● **Exercise directions**:
Would it be possible to write out each entry below exactly, without the pictures?
[Start of Attachment]
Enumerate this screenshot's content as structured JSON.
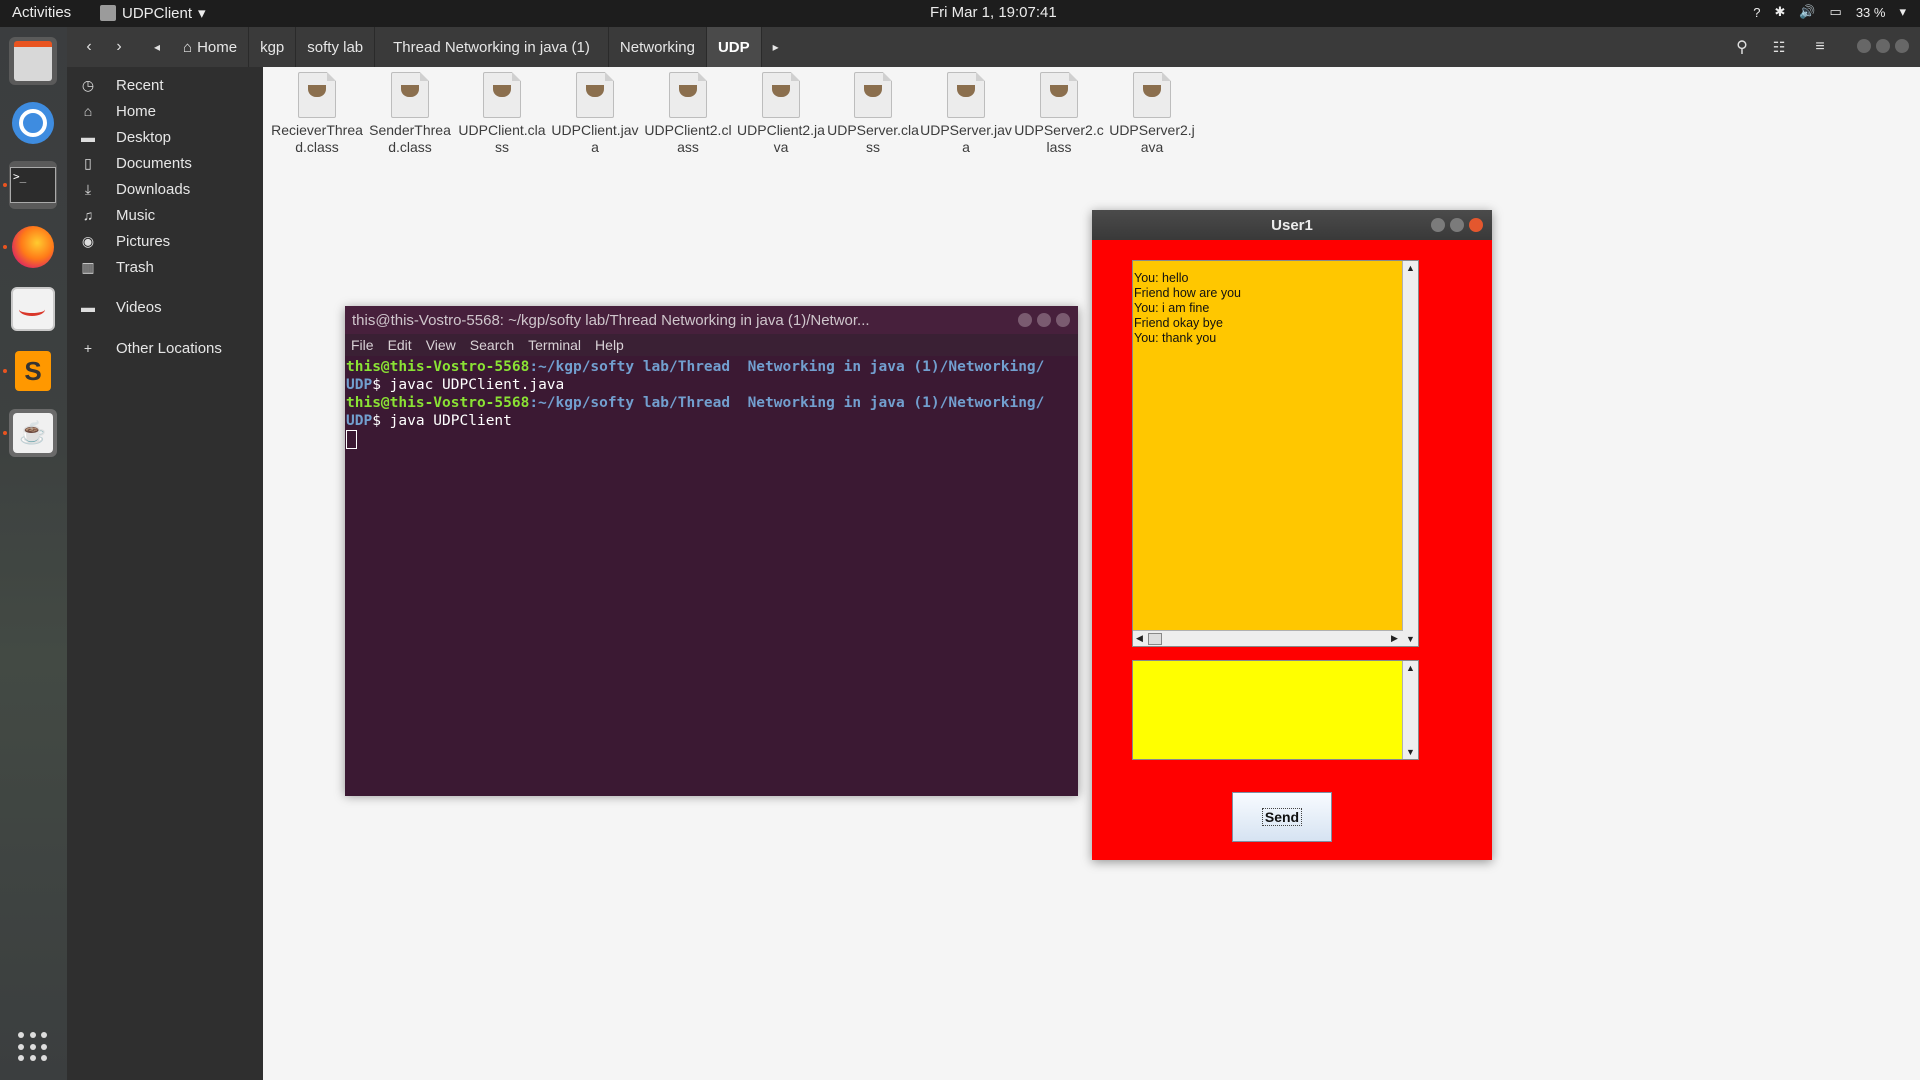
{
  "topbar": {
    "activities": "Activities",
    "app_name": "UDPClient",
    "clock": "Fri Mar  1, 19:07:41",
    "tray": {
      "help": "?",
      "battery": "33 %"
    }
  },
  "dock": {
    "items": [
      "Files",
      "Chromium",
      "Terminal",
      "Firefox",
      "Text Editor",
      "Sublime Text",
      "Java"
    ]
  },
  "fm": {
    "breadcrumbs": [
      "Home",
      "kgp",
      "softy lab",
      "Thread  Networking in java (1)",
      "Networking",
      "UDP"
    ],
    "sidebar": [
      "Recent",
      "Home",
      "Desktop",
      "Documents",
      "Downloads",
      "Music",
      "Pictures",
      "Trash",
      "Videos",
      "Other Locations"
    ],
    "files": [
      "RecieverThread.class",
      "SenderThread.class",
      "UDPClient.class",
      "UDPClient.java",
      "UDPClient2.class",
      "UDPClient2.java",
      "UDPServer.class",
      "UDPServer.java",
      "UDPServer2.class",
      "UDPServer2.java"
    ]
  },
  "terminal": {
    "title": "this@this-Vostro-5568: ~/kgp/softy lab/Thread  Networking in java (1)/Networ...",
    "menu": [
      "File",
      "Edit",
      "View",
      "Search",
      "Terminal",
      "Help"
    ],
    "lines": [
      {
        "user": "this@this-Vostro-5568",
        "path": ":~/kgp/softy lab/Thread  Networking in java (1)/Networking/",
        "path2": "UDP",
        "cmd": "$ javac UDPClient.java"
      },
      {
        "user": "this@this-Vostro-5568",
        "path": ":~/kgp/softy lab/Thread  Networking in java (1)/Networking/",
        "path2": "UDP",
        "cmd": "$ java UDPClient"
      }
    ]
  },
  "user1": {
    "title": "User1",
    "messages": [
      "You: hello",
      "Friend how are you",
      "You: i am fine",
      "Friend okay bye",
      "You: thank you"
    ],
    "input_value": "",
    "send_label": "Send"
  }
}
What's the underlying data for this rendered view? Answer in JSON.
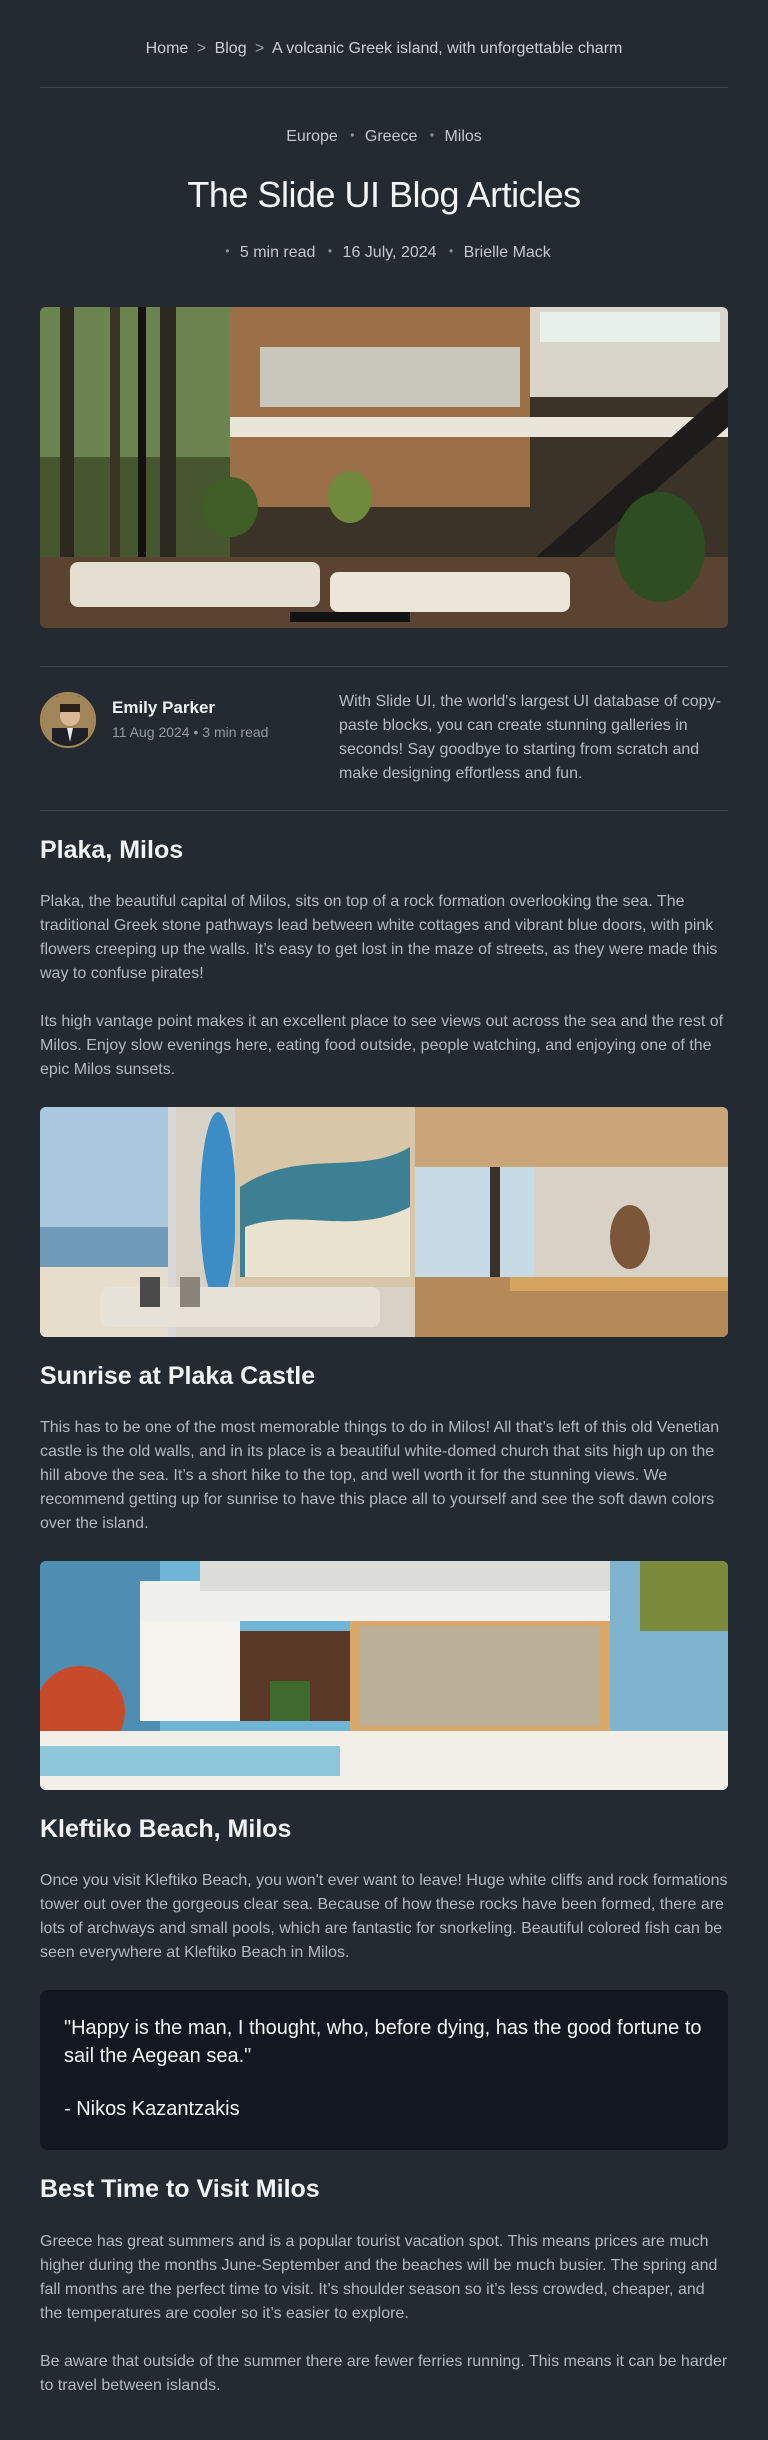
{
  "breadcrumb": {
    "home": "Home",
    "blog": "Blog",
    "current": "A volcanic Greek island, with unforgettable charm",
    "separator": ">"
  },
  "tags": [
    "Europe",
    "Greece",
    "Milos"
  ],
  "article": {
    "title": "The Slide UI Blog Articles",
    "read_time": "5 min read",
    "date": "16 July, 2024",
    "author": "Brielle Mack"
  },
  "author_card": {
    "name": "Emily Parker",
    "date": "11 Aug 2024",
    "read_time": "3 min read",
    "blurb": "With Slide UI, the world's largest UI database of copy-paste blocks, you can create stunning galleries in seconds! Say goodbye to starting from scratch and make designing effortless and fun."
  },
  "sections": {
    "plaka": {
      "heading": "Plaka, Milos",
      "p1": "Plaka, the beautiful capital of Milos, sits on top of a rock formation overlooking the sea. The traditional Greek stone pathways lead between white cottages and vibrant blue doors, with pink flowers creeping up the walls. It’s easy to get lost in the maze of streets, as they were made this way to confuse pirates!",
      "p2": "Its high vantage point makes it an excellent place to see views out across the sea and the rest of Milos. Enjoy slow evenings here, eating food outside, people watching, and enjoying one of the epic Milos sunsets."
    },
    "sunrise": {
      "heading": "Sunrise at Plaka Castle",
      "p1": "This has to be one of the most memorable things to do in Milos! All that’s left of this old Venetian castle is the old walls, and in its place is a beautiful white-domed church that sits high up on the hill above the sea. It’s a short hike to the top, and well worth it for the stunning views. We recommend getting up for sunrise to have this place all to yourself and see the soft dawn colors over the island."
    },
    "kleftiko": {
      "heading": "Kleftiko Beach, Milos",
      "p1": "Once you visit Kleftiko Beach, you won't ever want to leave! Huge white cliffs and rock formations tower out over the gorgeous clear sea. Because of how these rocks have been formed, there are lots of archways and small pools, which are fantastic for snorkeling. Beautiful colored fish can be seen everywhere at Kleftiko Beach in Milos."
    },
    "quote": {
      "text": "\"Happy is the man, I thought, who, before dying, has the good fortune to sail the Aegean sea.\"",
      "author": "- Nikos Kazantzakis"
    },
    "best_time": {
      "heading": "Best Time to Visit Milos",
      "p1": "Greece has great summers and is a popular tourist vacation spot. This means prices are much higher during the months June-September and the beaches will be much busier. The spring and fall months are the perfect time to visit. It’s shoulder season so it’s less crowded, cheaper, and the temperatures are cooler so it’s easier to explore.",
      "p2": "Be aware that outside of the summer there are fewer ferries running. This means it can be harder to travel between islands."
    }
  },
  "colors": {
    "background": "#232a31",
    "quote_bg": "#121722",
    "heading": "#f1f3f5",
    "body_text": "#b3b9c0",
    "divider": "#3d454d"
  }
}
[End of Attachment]
● **Exercise solution**:
Enumerate this screenshot's content as structured JSON.
{
  "topbar": {
    "activities": "Activities",
    "app_name": "UDPClient",
    "clock": "Fri Mar  1, 19:07:41",
    "tray": {
      "help": "?",
      "battery": "33 %"
    }
  },
  "dock": {
    "items": [
      "Files",
      "Chromium",
      "Terminal",
      "Firefox",
      "Text Editor",
      "Sublime Text",
      "Java"
    ]
  },
  "fm": {
    "breadcrumbs": [
      "Home",
      "kgp",
      "softy lab",
      "Thread  Networking in java (1)",
      "Networking",
      "UDP"
    ],
    "sidebar": [
      "Recent",
      "Home",
      "Desktop",
      "Documents",
      "Downloads",
      "Music",
      "Pictures",
      "Trash",
      "Videos",
      "Other Locations"
    ],
    "files": [
      "RecieverThread.class",
      "SenderThread.class",
      "UDPClient.class",
      "UDPClient.java",
      "UDPClient2.class",
      "UDPClient2.java",
      "UDPServer.class",
      "UDPServer.java",
      "UDPServer2.class",
      "UDPServer2.java"
    ]
  },
  "terminal": {
    "title": "this@this-Vostro-5568: ~/kgp/softy lab/Thread  Networking in java (1)/Networ...",
    "menu": [
      "File",
      "Edit",
      "View",
      "Search",
      "Terminal",
      "Help"
    ],
    "lines": [
      {
        "user": "this@this-Vostro-5568",
        "path": ":~/kgp/softy lab/Thread  Networking in java (1)/Networking/",
        "path2": "UDP",
        "cmd": "$ javac UDPClient.java"
      },
      {
        "user": "this@this-Vostro-5568",
        "path": ":~/kgp/softy lab/Thread  Networking in java (1)/Networking/",
        "path2": "UDP",
        "cmd": "$ java UDPClient"
      }
    ]
  },
  "user1": {
    "title": "User1",
    "messages": [
      "You: hello",
      "Friend how are you",
      "You: i am fine",
      "Friend okay bye",
      "You: thank you"
    ],
    "input_value": "",
    "send_label": "Send"
  }
}
What's the underlying data for this rendered view? Answer in JSON.
{
  "breadcrumb": {
    "home": "Home",
    "blog": "Blog",
    "current": "A volcanic Greek island, with unforgettable charm",
    "separator": ">"
  },
  "tags": [
    "Europe",
    "Greece",
    "Milos"
  ],
  "article": {
    "title": "The Slide UI Blog Articles",
    "read_time": "5 min read",
    "date": "16 July, 2024",
    "author": "Brielle Mack"
  },
  "author_card": {
    "name": "Emily Parker",
    "date": "11 Aug 2024",
    "read_time": "3 min read",
    "blurb": "With Slide UI, the world's largest UI database of copy-paste blocks, you can create stunning galleries in seconds! Say goodbye to starting from scratch and make designing effortless and fun."
  },
  "sections": {
    "plaka": {
      "heading": "Plaka, Milos",
      "p1": "Plaka, the beautiful capital of Milos, sits on top of a rock formation overlooking the sea. The traditional Greek stone pathways lead between white cottages and vibrant blue doors, with pink flowers creeping up the walls. It’s easy to get lost in the maze of streets, as they were made this way to confuse pirates!",
      "p2": "Its high vantage point makes it an excellent place to see views out across the sea and the rest of Milos. Enjoy slow evenings here, eating food outside, people watching, and enjoying one of the epic Milos sunsets."
    },
    "sunrise": {
      "heading": "Sunrise at Plaka Castle",
      "p1": "This has to be one of the most memorable things to do in Milos! All that’s left of this old Venetian castle is the old walls, and in its place is a beautiful white-domed church that sits high up on the hill above the sea. It’s a short hike to the top, and well worth it for the stunning views. We recommend getting up for sunrise to have this place all to yourself and see the soft dawn colors over the island."
    },
    "kleftiko": {
      "heading": "Kleftiko Beach, Milos",
      "p1": "Once you visit Kleftiko Beach, you won't ever want to leave! Huge white cliffs and rock formations tower out over the gorgeous clear sea. Because of how these rocks have been formed, there are lots of archways and small pools, which are fantastic for snorkeling. Beautiful colored fish can be seen everywhere at Kleftiko Beach in Milos."
    },
    "quote": {
      "text": "\"Happy is the man, I thought, who, before dying, has the good fortune to sail the Aegean sea.\"",
      "author": "- Nikos Kazantzakis"
    },
    "best_time": {
      "heading": "Best Time to Visit Milos",
      "p1": "Greece has great summers and is a popular tourist vacation spot. This means prices are much higher during the months June-September and the beaches will be much busier. The spring and fall months are the perfect time to visit. It’s shoulder season so it’s less crowded, cheaper, and the temperatures are cooler so it’s easier to explore.",
      "p2": "Be aware that outside of the summer there are fewer ferries running. This means it can be harder to travel between islands."
    }
  },
  "colors": {
    "background": "#232a31",
    "quote_bg": "#121722",
    "heading": "#f1f3f5",
    "body_text": "#b3b9c0",
    "divider": "#3d454d"
  }
}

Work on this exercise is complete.